Posted April. 12, 2006 02:59,   


“I hope that Koreans will open their hearts to young children who need family, love and home,” said 23 year-old Teiya Getman (her Korean name is Kim Ja-young), who was adopted by a family in Minnesota, 10,000km away from her mother country, Korea when she was nine months old, in her e-mail, “The day I was adopted to a family is the luckiest day in my life.” She wrote this email in anticipation of the first Korea Adoption Day on May 11.

On October 22 1983, a taxi driver found a baby in front of an obstetrics and gynecology clinic in Geumsan, Chungnam Province. As the information about her mother on a hospital chart was fake, the police could not find her parents.

The child was transferred to a domestic adoption agency. But as she was a premature baby, weighing only 1.8kg and born with hearing impairments, nobody wanted to adopt her. Finally, she was adopted by Mr. and Mrs. Timothy Getman, both teachers, the following August.

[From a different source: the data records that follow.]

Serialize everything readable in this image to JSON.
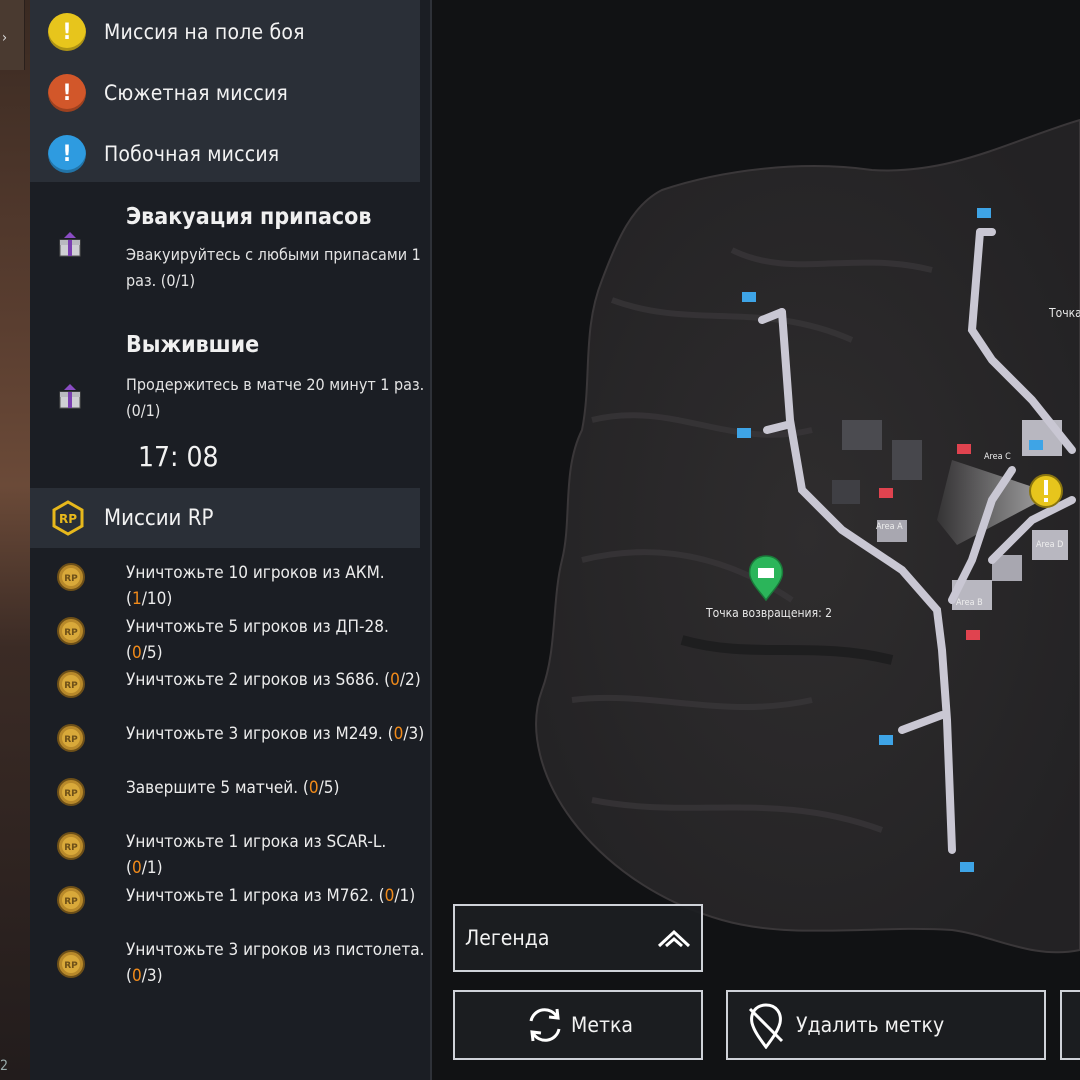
{
  "legend_types": [
    {
      "label": "Миссия на поле боя",
      "icon": "yellow-exclamation-icon",
      "color": "#e7c51c",
      "glyph": "!"
    },
    {
      "label": "Сюжетная миссия",
      "icon": "orange-exclamation-icon",
      "color": "#d2572a",
      "glyph": "!"
    },
    {
      "label": "Побочная миссия",
      "icon": "blue-exclamation-icon",
      "color": "#2e9be0",
      "glyph": "!"
    }
  ],
  "missions": [
    {
      "title": "Эвакуация припасов",
      "desc": "Эвакуируйтесь с любыми припасами 1 раз. (0/1)",
      "icon": "supply-crate-icon"
    },
    {
      "title": "Выжившие",
      "desc": "Продержитесь в матче 20 минут 1 раз. (0/1)",
      "icon": "supply-crate-icon"
    }
  ],
  "timer": "17: 08",
  "rp": {
    "title": "Миссии RP",
    "badge": "RP",
    "tasks": [
      {
        "pre": "Уничтожьте 10 игроков из АКМ. (",
        "progress": "1",
        "post": "/10)"
      },
      {
        "pre": "Уничтожьте 5 игроков из ДП-28. (",
        "progress": "0",
        "post": "/5)"
      },
      {
        "pre": "Уничтожьте 2 игроков из S686. (",
        "progress": "0",
        "post": "/2)"
      },
      {
        "pre": "Уничтожьте 3 игроков из M249. (",
        "progress": "0",
        "post": "/3)"
      },
      {
        "pre": "Завершите 5 матчей. (",
        "progress": "0",
        "post": "/5)"
      },
      {
        "pre": "Уничтожьте 1 игрока из SCAR-L. (",
        "progress": "0",
        "post": "/1)"
      },
      {
        "pre": "Уничтожьте 1 игрока из M762. (",
        "progress": "0",
        "post": "/1)"
      },
      {
        "pre": "Уничтожьте 3 игроков из пистолета. (",
        "progress": "0",
        "post": "/3)"
      }
    ]
  },
  "map": {
    "return_point": "Точка возвращения: 2",
    "point_partial": "Точка",
    "areas": [
      "Area C",
      "Area A",
      "Area D",
      "Area B"
    ]
  },
  "buttons": {
    "legend": "Легенда",
    "mark": "Метка",
    "delete_mark": "Удалить метку"
  },
  "footer": {
    "num": "2"
  },
  "colors": {
    "panel": "#1b1e24",
    "header": "#2a2f37",
    "progress": "#f08a1a",
    "road": "#c9c7d3"
  }
}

Her adoptive mother Mary Getman said, “We adopted Teiya without knowing she has hearing difficulties, but we thought we could learn sign language.” And she added, “She is the most adorable girl.”

Teiya was awarded the ‘Key Award’ for the best leadership at the 4-H Club, which is a club of rural young people from 80 countries. She also plans to participate in the U.S. deaf beauty contest, representing Minnesota. She has grown to be a responsible member of society.

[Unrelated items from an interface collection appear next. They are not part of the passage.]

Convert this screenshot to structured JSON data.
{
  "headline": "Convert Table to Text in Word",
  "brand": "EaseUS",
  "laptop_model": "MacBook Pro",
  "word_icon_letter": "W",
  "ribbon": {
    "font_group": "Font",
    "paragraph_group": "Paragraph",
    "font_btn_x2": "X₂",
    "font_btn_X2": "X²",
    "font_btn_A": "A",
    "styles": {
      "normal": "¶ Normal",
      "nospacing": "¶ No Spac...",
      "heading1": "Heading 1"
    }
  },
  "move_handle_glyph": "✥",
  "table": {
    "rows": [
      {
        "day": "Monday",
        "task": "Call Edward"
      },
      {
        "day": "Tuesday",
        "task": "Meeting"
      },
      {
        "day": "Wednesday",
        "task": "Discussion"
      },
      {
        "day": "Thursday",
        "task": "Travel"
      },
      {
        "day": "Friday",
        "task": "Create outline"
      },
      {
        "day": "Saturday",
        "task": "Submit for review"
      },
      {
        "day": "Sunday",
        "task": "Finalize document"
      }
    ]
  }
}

However, her childhood as an Asian adopted girl with hearing disability was not uneventful. As she turned six and realized that she has a different look from her neighbors with blue eyes and blond hairs, she started to question about her identity. Her adoptive parents tried to explain the meaning of adoption to her, “your biological parents in Korea did not abandon you. They sent you to us because they wanted you to grow in better conditions.” Despite such words, Teiya could not help but miss her biological parents.

She used to ask herself, “Do they still remember me?” and picture her mother in Korea whom she has never met, thinking, “My mother must be the most beautiful woman in Korea.” But sometimes, she got angry when she wondered why they abandoned her on the street.

Whenever she got mad about her biological parents, she felt more grateful for her adoptive parents and pulled herself together. In high school, she won prizes in sign language oratorical contests and biathlon. She graduated high school with six prizes.

Last year she visited Korea for the first time with her adoptive mother but did not actively looked for her Korean parents, worrying it might disturb her adoptive mother.

What would she want to say to her biological parents? She said, “I have a lot to say. But I believe that adoption was the best choice they could make for my own good at the time. So when I meet them, I would thank them for getting me an excellent family. ”

She wants to be a teacher for the deaf and she hopes to adopt two children after she marries. She said, “Whether you are a biological or adopted child, what is the most important is you are in a family. In that sense, adoption is a blessing as it provides a child with a family.”

ditto@donga.com peacechaos@donga.com